Gossett, a native of the Bronx, NY, got his start in show business onstage in New York, and first came to Los Angeles in 1988 with a production of Fences, “the Broadway show with James Earl Jones [ex-Jim, GUIDING LIGHT] and Courtney Vance, and I decided to stay.” While he’s worked most extensively in prime-time, he also played short-term roles on PASSIONS and Y&R. “They were gigs, but they weren’t like what I’m doing now,” Gossett notes.
His path to playing his meatiest soap role to date began a few months ago. “My agent called and said that [Casting Director] Mark Teschner was thinking about me for a role, and he wanted my permission to tell Mark, ‘Yes, please consider him.’ He didn’t know if I would want to do a daytime drama, but of course I said, ‘Of course I would! Why not?’ I actually forgot about it because a couple of months passed, but finally they said, ‘Could you come in and read with the actor, Donnell [Turner, Curtis]?’ for chemistry and all that. I said yes and came in and then I was told I had the role.”

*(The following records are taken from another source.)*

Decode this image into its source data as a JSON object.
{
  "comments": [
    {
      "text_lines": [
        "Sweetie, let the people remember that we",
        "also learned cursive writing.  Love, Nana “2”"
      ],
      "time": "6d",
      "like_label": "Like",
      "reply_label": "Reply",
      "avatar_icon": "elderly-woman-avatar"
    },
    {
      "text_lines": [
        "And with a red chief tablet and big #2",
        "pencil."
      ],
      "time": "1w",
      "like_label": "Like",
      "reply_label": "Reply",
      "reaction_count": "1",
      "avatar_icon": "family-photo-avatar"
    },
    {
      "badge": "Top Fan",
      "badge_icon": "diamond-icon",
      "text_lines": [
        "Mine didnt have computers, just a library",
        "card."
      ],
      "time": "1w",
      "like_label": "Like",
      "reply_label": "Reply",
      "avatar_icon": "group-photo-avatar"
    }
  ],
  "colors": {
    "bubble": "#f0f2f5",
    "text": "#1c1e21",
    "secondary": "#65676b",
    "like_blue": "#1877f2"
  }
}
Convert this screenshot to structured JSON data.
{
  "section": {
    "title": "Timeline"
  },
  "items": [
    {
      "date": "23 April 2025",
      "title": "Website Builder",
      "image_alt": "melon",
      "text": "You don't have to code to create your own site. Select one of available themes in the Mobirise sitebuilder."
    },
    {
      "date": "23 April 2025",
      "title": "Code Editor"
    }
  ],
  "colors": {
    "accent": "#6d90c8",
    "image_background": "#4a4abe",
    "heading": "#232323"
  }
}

Thus far, Gossett is having a great Port Charles experience. “I’m really happy,” he says. “I’m glad I’m doing it. This phrase is overused, but it is a blessing. As an actor, I don’t have to leave town, don’t have to go to Vancouver or New York or New Orleans. I’m not in a hotel. I don’t have to get picked up in a van and taken to a musty trailer with a small bathroom. I get to wake up in my own bed, jump in my car, drive to the studio, do what I love to do, which is act, go to a really nice dressing room with a couch and a television, the bathrooms are huge and nice, and then I come home! And then in terms of script, what I’m getting to do is really cool. I’m enjoying where they are taking the character, the mystery of the character, and the collaboration in daytime television; because it moves so fast, they don’t have time to micromanage. They leave the actors alone: ‘Your job is to act this and create your character, so go for it!’ There is a certain freedom in that kind of collaboration, and I appreciate it so much.”
The pace was overwhelming at first, he admits. “Man, that first day on the set? I was like, ‘Lord have mercy, what did I get myself into?’ The speed of it was rattling. There was a learning curve, but I quickly adapted and now I’m fine. If you see me now, you’d think I’ve been on the show 20 years!”